(Required action): Print the records below exactly as they appear. Omit all pictures.

Data records for software interfaces

======

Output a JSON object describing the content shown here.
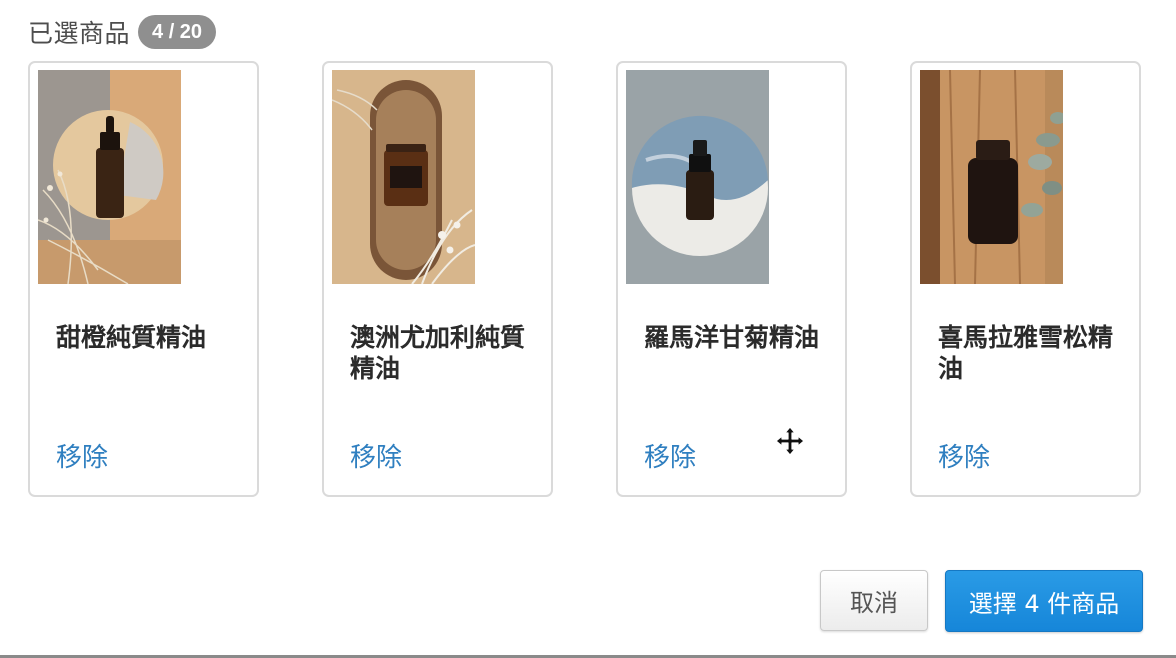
{
  "header": {
    "title": "已選商品",
    "count": "4 / 20"
  },
  "products": [
    {
      "name": "甜橙純質精油",
      "remove_label": "移除",
      "image_icon": "amber-dropper-bottle-photo"
    },
    {
      "name": "澳洲尤加利純質精油",
      "remove_label": "移除",
      "image_icon": "amber-jar-on-wood-tray-photo"
    },
    {
      "name": "羅馬洋甘菊精油",
      "remove_label": "移除",
      "image_icon": "spray-bottle-on-ceramic-plate-photo"
    },
    {
      "name": "喜馬拉雅雪松精油",
      "remove_label": "移除",
      "image_icon": "dark-glass-jar-on-wood-photo"
    }
  ],
  "footer": {
    "cancel_label": "取消",
    "confirm_label": "選擇 4 件商品"
  },
  "colors": {
    "accent": "#2f7fc0",
    "primary_button": "#1a8ad9",
    "badge": "#8f8f8f"
  },
  "cursor_icon": "move-cursor-icon"
}
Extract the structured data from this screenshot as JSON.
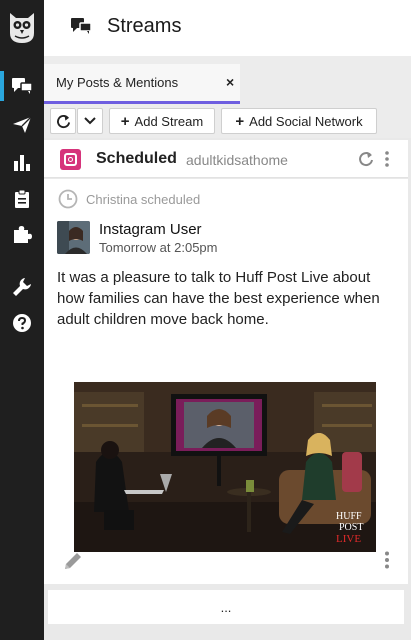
{
  "app": {
    "logo_icon": "owl-logo-icon"
  },
  "nav_rail": {
    "items": [
      {
        "name": "streams",
        "icon": "streams-icon",
        "active": true
      },
      {
        "name": "publisher",
        "icon": "paper-plane-icon",
        "active": false
      },
      {
        "name": "analytics",
        "icon": "bar-chart-icon",
        "active": false
      },
      {
        "name": "assignments",
        "icon": "clipboard-icon",
        "active": false
      },
      {
        "name": "apps",
        "icon": "puzzle-icon",
        "active": false
      },
      {
        "name": "tools",
        "icon": "wrench-icon",
        "active": false
      },
      {
        "name": "help",
        "icon": "help-icon",
        "active": false
      }
    ],
    "accent": "#2aa6dd"
  },
  "header": {
    "title": "Streams"
  },
  "tabs": [
    {
      "label": "My Posts & Mentions",
      "close": "×",
      "active": true
    }
  ],
  "toolbar": {
    "add_stream_label": "Add Stream",
    "add_network_label": "Add Social Network"
  },
  "stream": {
    "title": "Scheduled",
    "account": "adultkidsathome",
    "network_icon": "instagram-icon",
    "network_color": "#d6347b"
  },
  "post": {
    "scheduled_by": "Christina scheduled",
    "author": "Instagram User",
    "time": "Tomorrow at 2:05pm",
    "text": "It was a pleasure to talk to Huff Post Live about how families can have the best experience when adult children move back home.",
    "media_watermark": [
      "HUFF",
      "POST",
      "LIVE"
    ]
  },
  "footer": {
    "more_label": "..."
  },
  "colors": {
    "tab_underline": "#6e5ee0",
    "rail_bg": "#1f1f1f"
  }
}
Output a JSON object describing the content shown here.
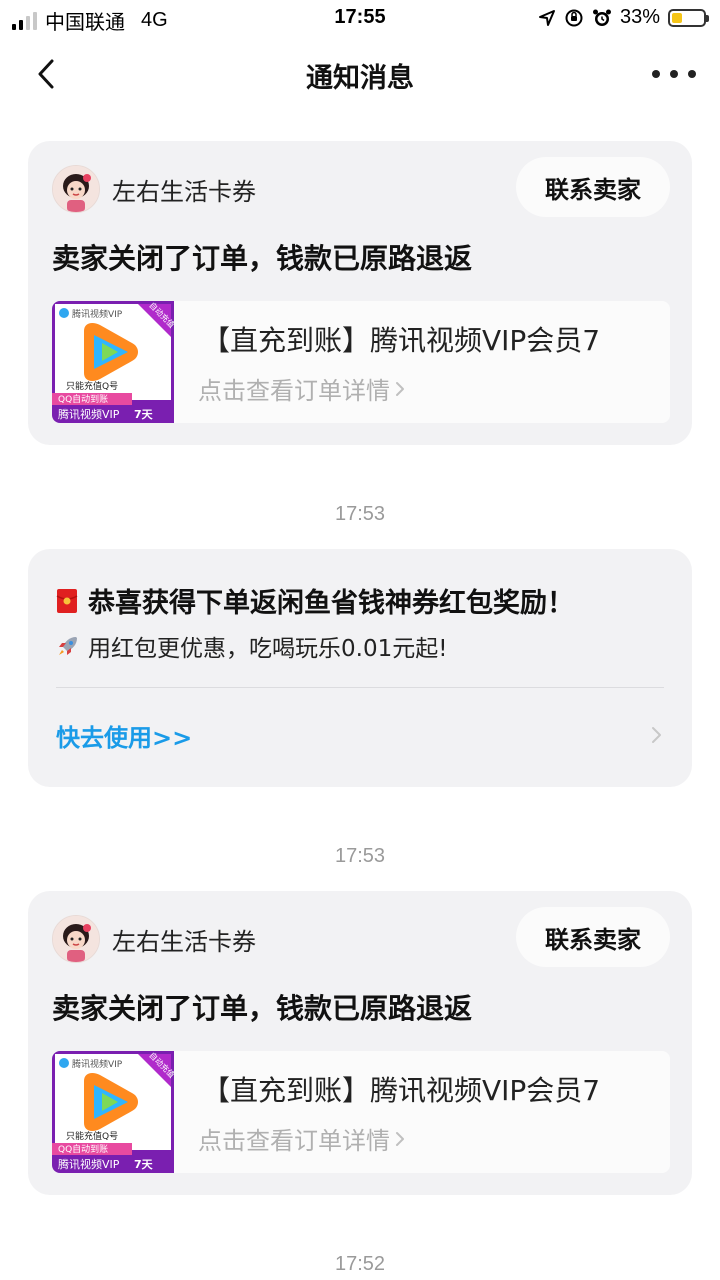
{
  "status_bar": {
    "carrier": "中国联通",
    "network": "4G",
    "time": "17:55",
    "battery_percent": "33%",
    "battery_level": 0.33
  },
  "nav": {
    "title": "通知消息",
    "back_icon": "chevron-left-icon",
    "more_icon": "more-dots-icon"
  },
  "timestamps": [
    "17:53",
    "17:53",
    "17:52"
  ],
  "cards": [
    {
      "seller": "左右生活卡券",
      "contact_label": "联系卖家",
      "message": "卖家关闭了订单，钱款已原路退返",
      "product_title": "【直充到账】腾讯视频VIP会员7",
      "product_link": "点击查看订单详情",
      "thumb": {
        "brand": "腾讯视频VIP",
        "corner": "自动充值",
        "note": "只能充值Q号",
        "banner": "QQ自动到账",
        "footer_brand": "腾讯视频VIP",
        "footer_days": "7天"
      }
    },
    {
      "seller": "左右生活卡券",
      "contact_label": "联系卖家",
      "message": "卖家关闭了订单，钱款已原路退返",
      "product_title": "【直充到账】腾讯视频VIP会员7",
      "product_link": "点击查看订单详情",
      "thumb": {
        "brand": "腾讯视频VIP",
        "corner": "自动充值",
        "note": "只能充值Q号",
        "banner": "QQ自动到账",
        "footer_brand": "腾讯视频VIP",
        "footer_days": "7天"
      }
    }
  ],
  "promo": {
    "title": "恭喜获得下单返闲鱼省钱神券红包奖励！",
    "subtitle": "用红包更优惠，吃喝玩乐0.01元起!",
    "link": "快去使用>>",
    "title_icon": "red-envelope-icon",
    "subtitle_icon": "rocket-icon"
  },
  "colors": {
    "card_bg": "#f2f2f4",
    "link_blue": "#1a9be8",
    "timestamp_gray": "#9a9a9a",
    "thumb_purple": "#7a1fb0"
  }
}
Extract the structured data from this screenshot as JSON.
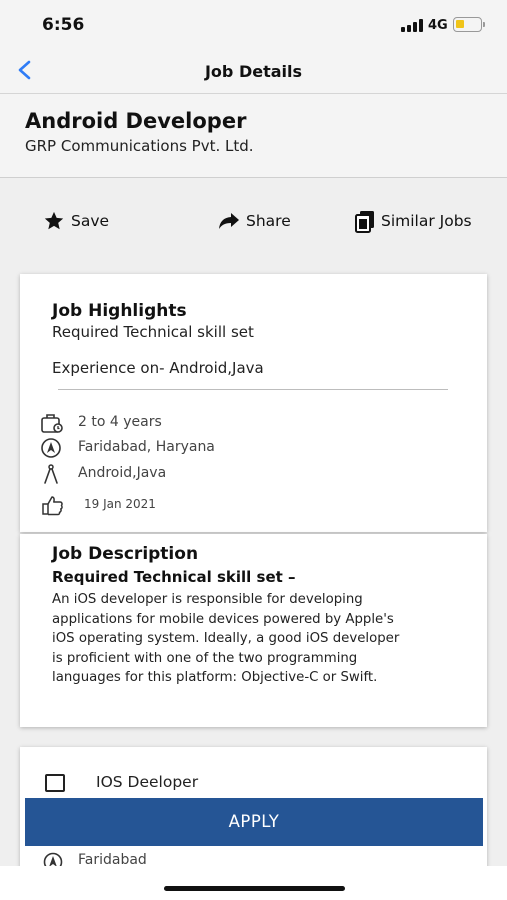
{
  "status_bar": {
    "time": "6:56",
    "network": "4G",
    "battery_fraction": 0.3,
    "icons": [
      "signal-icon",
      "battery-icon"
    ]
  },
  "nav": {
    "title": "Job Details",
    "back_icon": "chevron-left-icon"
  },
  "job": {
    "title": "Android Developer",
    "company": "GRP Communications Pvt. Ltd."
  },
  "actions": [
    {
      "label": "Save",
      "icon": "star-icon"
    },
    {
      "label": "Share",
      "icon": "share-arrow-icon"
    },
    {
      "label": "Similar Jobs",
      "icon": "copy-document-icon"
    }
  ],
  "highlights": {
    "title": "Job Highlights",
    "subtitle": "Required Technical skill set",
    "experience_line": "Experience on- Android,Java",
    "items": [
      {
        "icon": "briefcase-icon",
        "text": "2 to 4 years"
      },
      {
        "icon": "location-icon",
        "text": "Faridabad, Haryana"
      },
      {
        "icon": "compass-icon",
        "text": "Android,Java"
      },
      {
        "icon": "thumbs-up-icon",
        "text": "19 Jan 2021"
      }
    ]
  },
  "description": {
    "title": "Job Description",
    "subtitle": "Required Technical skill set –",
    "lines": [
      "An iOS developer is responsible for developing",
      "applications for mobile devices powered by Apple's",
      "iOS operating system. Ideally, a good iOS developer",
      "is proficient with one of the two programming",
      "languages for this platform: Objective-C or Swift."
    ]
  },
  "next_job": {
    "title": "IOS Deeloper",
    "location": "Faridabad",
    "checked": false
  },
  "apply": {
    "label": "APPLY",
    "color": "#255595"
  }
}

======

(Reply):
Output a JSON object describing the content shown here.
{
  "header": {
    "title": "已選商品",
    "count": "4 / 20"
  },
  "products": [
    {
      "name": "甜橙純質精油",
      "remove_label": "移除",
      "image_icon": "amber-dropper-bottle-photo"
    },
    {
      "name": "澳洲尤加利純質精油",
      "remove_label": "移除",
      "image_icon": "amber-jar-on-wood-tray-photo"
    },
    {
      "name": "羅馬洋甘菊精油",
      "remove_label": "移除",
      "image_icon": "spray-bottle-on-ceramic-plate-photo"
    },
    {
      "name": "喜馬拉雅雪松精油",
      "remove_label": "移除",
      "image_icon": "dark-glass-jar-on-wood-photo"
    }
  ],
  "footer": {
    "cancel_label": "取消",
    "confirm_label": "選擇 4 件商品"
  },
  "colors": {
    "accent": "#2f7fc0",
    "primary_button": "#1a8ad9",
    "badge": "#8f8f8f"
  },
  "cursor_icon": "move-cursor-icon"
}
Extract the structured data from this screenshot as JSON.
{
  "app": {
    "logo_icon": "owl-logo-icon"
  },
  "nav_rail": {
    "items": [
      {
        "name": "streams",
        "icon": "streams-icon",
        "active": true
      },
      {
        "name": "publisher",
        "icon": "paper-plane-icon",
        "active": false
      },
      {
        "name": "analytics",
        "icon": "bar-chart-icon",
        "active": false
      },
      {
        "name": "assignments",
        "icon": "clipboard-icon",
        "active": false
      },
      {
        "name": "apps",
        "icon": "puzzle-icon",
        "active": false
      },
      {
        "name": "tools",
        "icon": "wrench-icon",
        "active": false
      },
      {
        "name": "help",
        "icon": "help-icon",
        "active": false
      }
    ],
    "accent": "#2aa6dd"
  },
  "header": {
    "title": "Streams"
  },
  "tabs": [
    {
      "label": "My Posts & Mentions",
      "close": "×",
      "active": true
    }
  ],
  "toolbar": {
    "add_stream_label": "Add Stream",
    "add_network_label": "Add Social Network"
  },
  "stream": {
    "title": "Scheduled",
    "account": "adultkidsathome",
    "network_icon": "instagram-icon",
    "network_color": "#d6347b"
  },
  "post": {
    "scheduled_by": "Christina scheduled",
    "author": "Instagram User",
    "time": "Tomorrow at 2:05pm",
    "text": "It was a pleasure to talk to Huff Post Live about how families can have the best experience when adult children move back home.",
    "media_watermark": [
      "HUFF",
      "POST",
      "LIVE"
    ]
  },
  "footer": {
    "more_label": "..."
  },
  "colors": {
    "tab_underline": "#6e5ee0",
    "rail_bg": "#1f1f1f"
  }
}
Output a JSON object describing the content shown here.
{
  "status_bar": {
    "carrier": "中国联通",
    "network": "4G",
    "time": "17:55",
    "battery_percent": "33%",
    "battery_level": 0.33
  },
  "nav": {
    "title": "通知消息",
    "back_icon": "chevron-left-icon",
    "more_icon": "more-dots-icon"
  },
  "timestamps": [
    "17:53",
    "17:53",
    "17:52"
  ],
  "cards": [
    {
      "seller": "左右生活卡券",
      "contact_label": "联系卖家",
      "message": "卖家关闭了订单，钱款已原路退返",
      "product_title": "【直充到账】腾讯视频VIP会员7",
      "product_link": "点击查看订单详情",
      "thumb": {
        "brand": "腾讯视频VIP",
        "corner": "自动充值",
        "note": "只能充值Q号",
        "banner": "QQ自动到账",
        "footer_brand": "腾讯视频VIP",
        "footer_days": "7天"
      }
    },
    {
      "seller": "左右生活卡券",
      "contact_label": "联系卖家",
      "message": "卖家关闭了订单，钱款已原路退返",
      "product_title": "【直充到账】腾讯视频VIP会员7",
      "product_link": "点击查看订单详情",
      "thumb": {
        "brand": "腾讯视频VIP",
        "corner": "自动充值",
        "note": "只能充值Q号",
        "banner": "QQ自动到账",
        "footer_brand": "腾讯视频VIP",
        "footer_days": "7天"
      }
    }
  ],
  "promo": {
    "title": "恭喜获得下单返闲鱼省钱神券红包奖励！",
    "subtitle": "用红包更优惠，吃喝玩乐0.01元起!",
    "link": "快去使用>>",
    "title_icon": "red-envelope-icon",
    "subtitle_icon": "rocket-icon"
  },
  "colors": {
    "card_bg": "#f2f2f4",
    "link_blue": "#1a9be8",
    "timestamp_gray": "#9a9a9a",
    "thumb_purple": "#7a1fb0"
  }
}
Extract the structured data from this screenshot as JSON.
{
  "status_bar": {
    "time": "6:56",
    "network": "4G",
    "battery_fraction": 0.3,
    "icons": [
      "signal-icon",
      "battery-icon"
    ]
  },
  "nav": {
    "title": "Job Details",
    "back_icon": "chevron-left-icon"
  },
  "job": {
    "title": "Android Developer",
    "company": "GRP Communications Pvt. Ltd."
  },
  "actions": [
    {
      "label": "Save",
      "icon": "star-icon"
    },
    {
      "label": "Share",
      "icon": "share-arrow-icon"
    },
    {
      "label": "Similar Jobs",
      "icon": "copy-document-icon"
    }
  ],
  "highlights": {
    "title": "Job Highlights",
    "subtitle": "Required Technical skill set",
    "experience_line": "Experience on- Android,Java",
    "items": [
      {
        "icon": "briefcase-icon",
        "text": "2 to 4 years"
      },
      {
        "icon": "location-icon",
        "text": "Faridabad, Haryana"
      },
      {
        "icon": "compass-icon",
        "text": "Android,Java"
      },
      {
        "icon": "thumbs-up-icon",
        "text": "19 Jan 2021"
      }
    ]
  },
  "description": {
    "title": "Job Description",
    "subtitle": "Required Technical skill set –",
    "lines": [
      "An iOS developer is responsible for developing",
      "applications for mobile devices powered by Apple's",
      "iOS operating system. Ideally, a good iOS developer",
      "is proficient with one of the two programming",
      "languages for this platform: Objective-C or Swift."
    ]
  },
  "next_job": {
    "title": "IOS Deeloper",
    "location": "Faridabad",
    "checked": false
  },
  "apply": {
    "label": "APPLY",
    "color": "#255595"
  }
}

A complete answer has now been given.